Although the photos are, at first glance, shots of people who happen to be in a bar, for Banasiak, the appeal is photographing people in spaces where they feel relaxed.
“I’ll be able to get an iconic image of somebody wrapped in the kind of environment and atmosphere that says something about who they are instead of just a picture of physical information,” he said. “The challenge is to get something beyond the physical information and something that is more psychological and meaningful.”
Banasiak grew up in Harvey, just south of Chicago. Although his grandparents were illiterate, their language was more about symbolism and connection, often through the arrangement of objects.
“My grandmother was fluent in the language of flowers,” he said. “She had great big gardens and had a connection to every plant. When she gave a bouquet to someone it was like Morse code.”
After graduating from high school, Banasiak figured he would follow in his father’s footsteps and work in a factory. Instead, a high school teacher, impressed with some of his paintings and drawings, took Banasiak aside and convinced him to apply to the Art Institute of Chicago. He was accepted and given a full scholarship.
When he entered the program, Banasiak was raw, knowing little about art or art history, but he quickly began to soak things up, working as a night watchman in the school’s museum where “I memorized every damn painting at night.”
“It was amazing,” he said. “It wasn’t a feeling of fear that I didn’t know all this stuff. I just looked at it like a whole new adventure and I thought, oh man, I’m going to love this.”
One day, a visiting photographer asked Banasiak to show him some of his work and offered up some feedback; it turned out to be Walker Evans.

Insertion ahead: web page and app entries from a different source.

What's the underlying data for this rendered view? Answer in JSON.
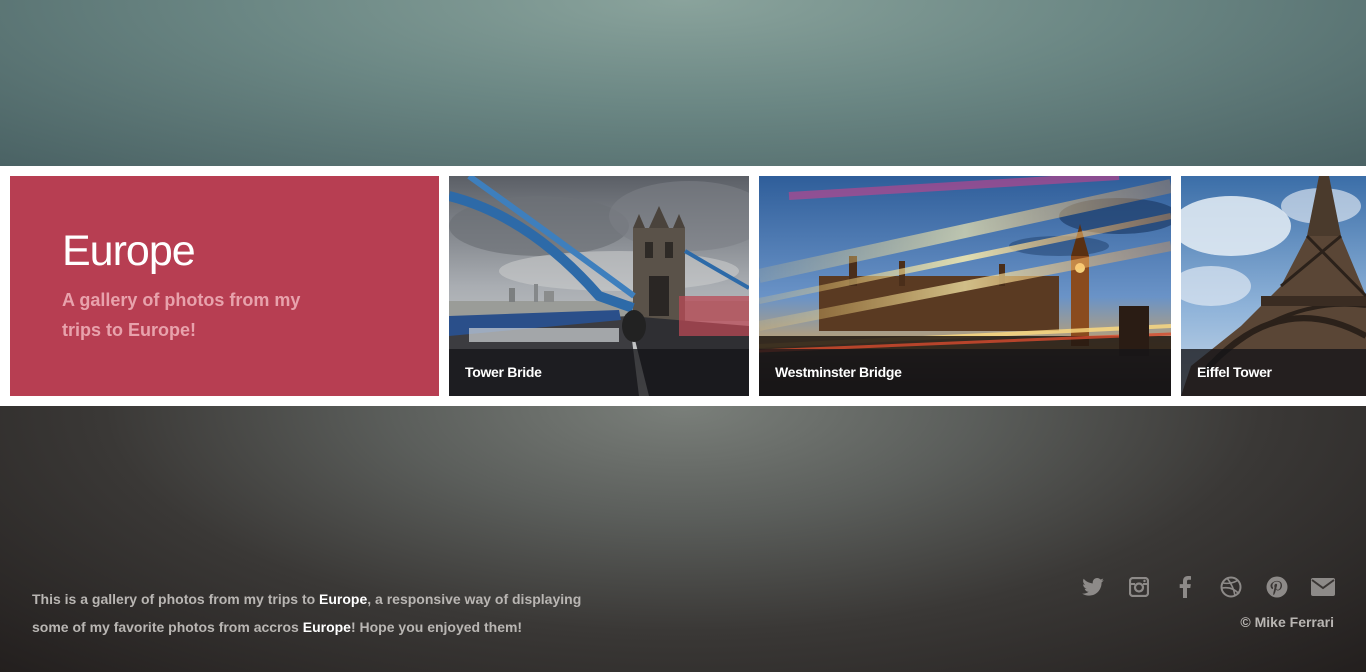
{
  "hero": {
    "title": "Europe",
    "subtitle": "A gallery of photos from my trips to Europe!"
  },
  "gallery": [
    {
      "caption": "Tower Bride"
    },
    {
      "caption": "Westminster Bridge"
    },
    {
      "caption": "Eiffel Tower"
    }
  ],
  "footer": {
    "text_1": "This is a gallery of photos from my trips to ",
    "bold_1": "Europe",
    "text_2": ", a responsive way of displaying some of my favorite photos from accros ",
    "bold_2": "Europe",
    "text_3": "! Hope you enjoyed them!",
    "copyright": "© Mike Ferrari"
  },
  "social_icons": [
    "twitter-icon",
    "instagram-icon",
    "facebook-icon",
    "dribbble-icon",
    "pinterest-icon",
    "mail-icon"
  ],
  "colors": {
    "hero_bg": "#b73e52",
    "caption_bg": "#141418",
    "footer_text": "#b9b6b3",
    "icon": "#8d8a88"
  }
}
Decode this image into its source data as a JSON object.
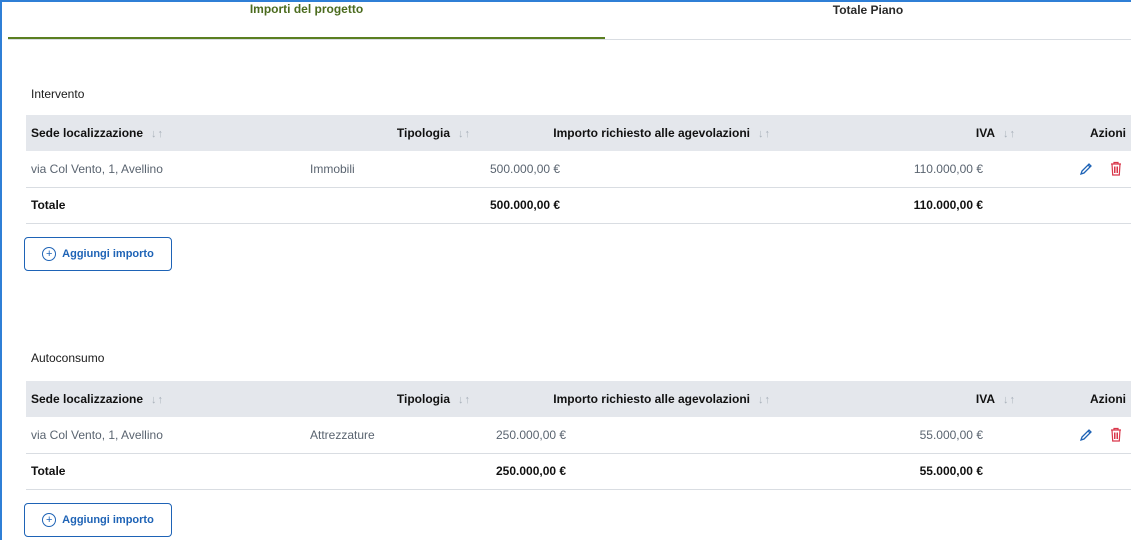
{
  "tabs": [
    {
      "label": "Importi del progetto",
      "active": true
    },
    {
      "label": "Totale Piano",
      "active": false
    }
  ],
  "columns": {
    "sede": "Sede localizzazione",
    "tipologia": "Tipologia",
    "importo": "Importo richiesto alle agevolazioni",
    "iva": "IVA",
    "azioni": "Azioni",
    "sort_glyph": "↓↑"
  },
  "sections": [
    {
      "title": "Intervento",
      "row": {
        "sede": "via Col Vento, 1, Avellino",
        "tipologia": "Immobili",
        "importo": "500.000,00 €",
        "iva": "110.000,00 €"
      },
      "total": {
        "label": "Totale",
        "importo": "500.000,00 €",
        "iva": "110.000,00 €"
      },
      "add_label": "Aggiungi importo"
    },
    {
      "title": "Autoconsumo",
      "row": {
        "sede": "via Col Vento, 1, Avellino",
        "tipologia": "Attrezzature",
        "importo": "250.000,00 €",
        "iva": "55.000,00 €"
      },
      "total": {
        "label": "Totale",
        "importo": "250.000,00 €",
        "iva": "55.000,00 €"
      },
      "add_label": "Aggiungi importo"
    }
  ],
  "icons": {
    "edit": "pencil-icon",
    "delete": "trash-icon",
    "add": "plus-circle-icon",
    "sort": "sort-arrows-icon"
  },
  "colors": {
    "accent_blue": "#1e63b6",
    "tab_active": "#5b7f21",
    "delete_red": "#d9364a",
    "header_bg": "#e4e7ec"
  }
}
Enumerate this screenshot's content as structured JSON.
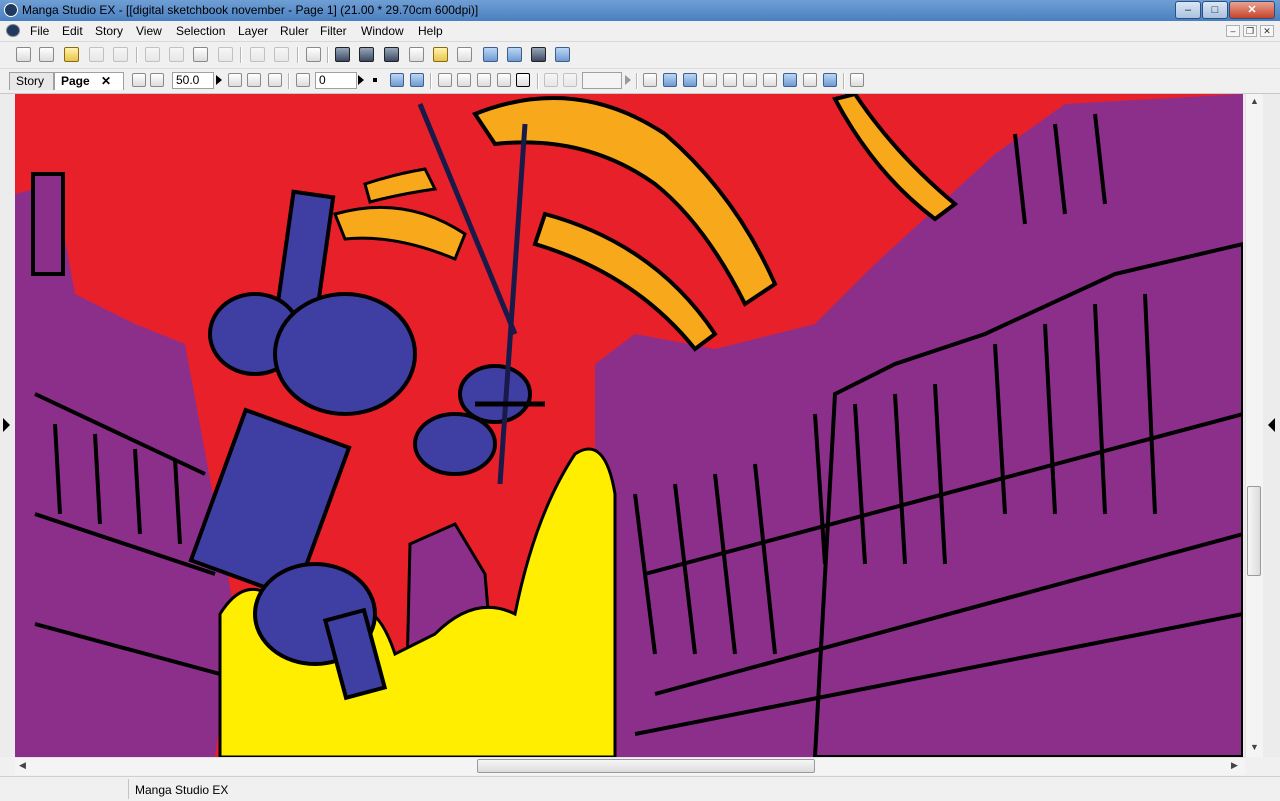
{
  "window": {
    "title": "Manga Studio EX - [[digital sketchbook november - Page 1] (21.00 * 29.70cm 600dpi)]",
    "controls": {
      "minimize": "–",
      "maximize": "□",
      "close": "✕"
    }
  },
  "menubar": {
    "items": [
      "File",
      "Edit",
      "Story",
      "View",
      "Selection",
      "Layer",
      "Ruler",
      "Filter",
      "Window",
      "Help"
    ],
    "mdi_controls": {
      "minimize": "–",
      "restore": "❐",
      "close": "✕"
    }
  },
  "toolbar2": {
    "tabs": [
      {
        "label": "Story"
      },
      {
        "label": "Page",
        "close": "✕"
      }
    ],
    "zoom_value": "50.0",
    "rotation_value": "0"
  },
  "statusbar": {
    "text": "Manga Studio EX"
  },
  "colors": {
    "sky": "#e8202a",
    "buildings": "#8c2f8a",
    "explosion": "#ffee00",
    "tentacle": "#f7a81b",
    "robot": "#3f3fa3"
  },
  "icons": [
    "new-page-icon",
    "new-story-icon",
    "open-icon",
    "save-icon",
    "save-all-icon",
    "cut-icon",
    "copy-icon",
    "paste-icon",
    "delete-icon",
    "undo-icon",
    "redo-icon",
    "print-icon"
  ]
}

“I didn’t know the history of these guys and I kick myself now; that’s one of the disadvantages of not being steeped into the art world,” he said. “If I had known who they were I would have asked better questions.”
Previously on Behold: